**Instructions to follow**
Please copy out every line in the entries that includes the word "closable".

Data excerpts
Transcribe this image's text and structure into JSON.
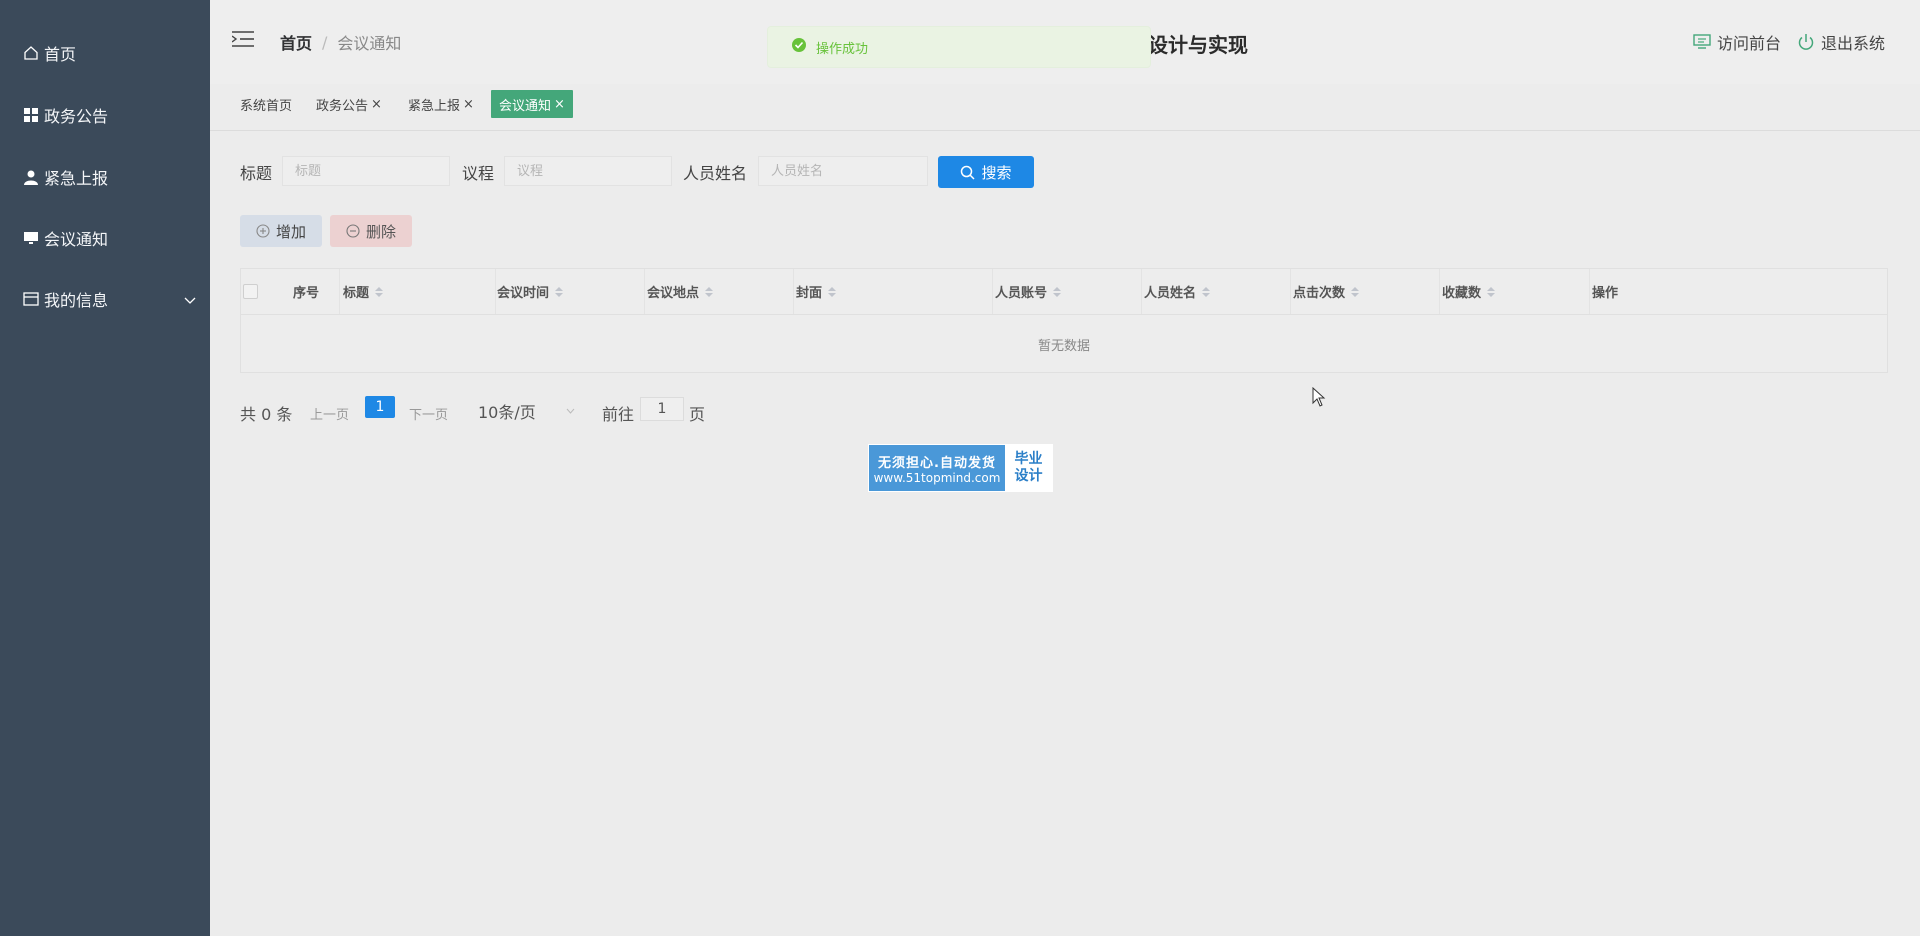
{
  "sidebar": {
    "items": [
      {
        "label": "首页",
        "icon": "home-icon"
      },
      {
        "label": "政务公告",
        "icon": "grid-icon"
      },
      {
        "label": "紧急上报",
        "icon": "user-icon"
      },
      {
        "label": "会议通知",
        "icon": "monitor-icon"
      },
      {
        "label": "我的信息",
        "icon": "card-icon"
      }
    ]
  },
  "header": {
    "breadcrumb_home": "首页",
    "breadcrumb_sep": "/",
    "breadcrumb_current": "会议通知",
    "system_title": "设计与实现",
    "visit_front": "访问前台",
    "logout": "退出系统"
  },
  "toast": {
    "message": "操作成功",
    "color": "#67c23a"
  },
  "tabs": [
    {
      "label": "系统首页",
      "closable": false
    },
    {
      "label": "政务公告",
      "closable": true
    },
    {
      "label": "紧急上报",
      "closable": true
    },
    {
      "label": "会议通知",
      "closable": true,
      "active": true
    }
  ],
  "tab_close": "×",
  "search": {
    "title_label": "标题",
    "title_placeholder": "标题",
    "agenda_label": "议程",
    "agenda_placeholder": "议程",
    "name_label": "人员姓名",
    "name_placeholder": "人员姓名",
    "button": "搜索"
  },
  "actions": {
    "add": "增加",
    "delete": "删除"
  },
  "table": {
    "columns": [
      "序号",
      "标题",
      "会议时间",
      "会议地点",
      "封面",
      "人员账号",
      "人员姓名",
      "点击次数",
      "收藏数",
      "操作"
    ],
    "empty_text": "暂无数据"
  },
  "pagination": {
    "total": "共 0 条",
    "prev": "上一页",
    "current_page": "1",
    "next": "下一页",
    "page_size": "10条/页",
    "goto": "前往",
    "goto_value": "1",
    "page_unit": "页"
  },
  "badge": {
    "line1": "无须担心.自动发货",
    "line2": "www.51topmind.com",
    "right1": "毕业",
    "right2": "设计"
  },
  "colors": {
    "sidebar": "#3b4a5a",
    "primary": "#1e88e5",
    "active_tab": "#44a77a"
  }
}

**Answer**
      "closable": false
      "closable": true
      "closable": true
      "closable": true,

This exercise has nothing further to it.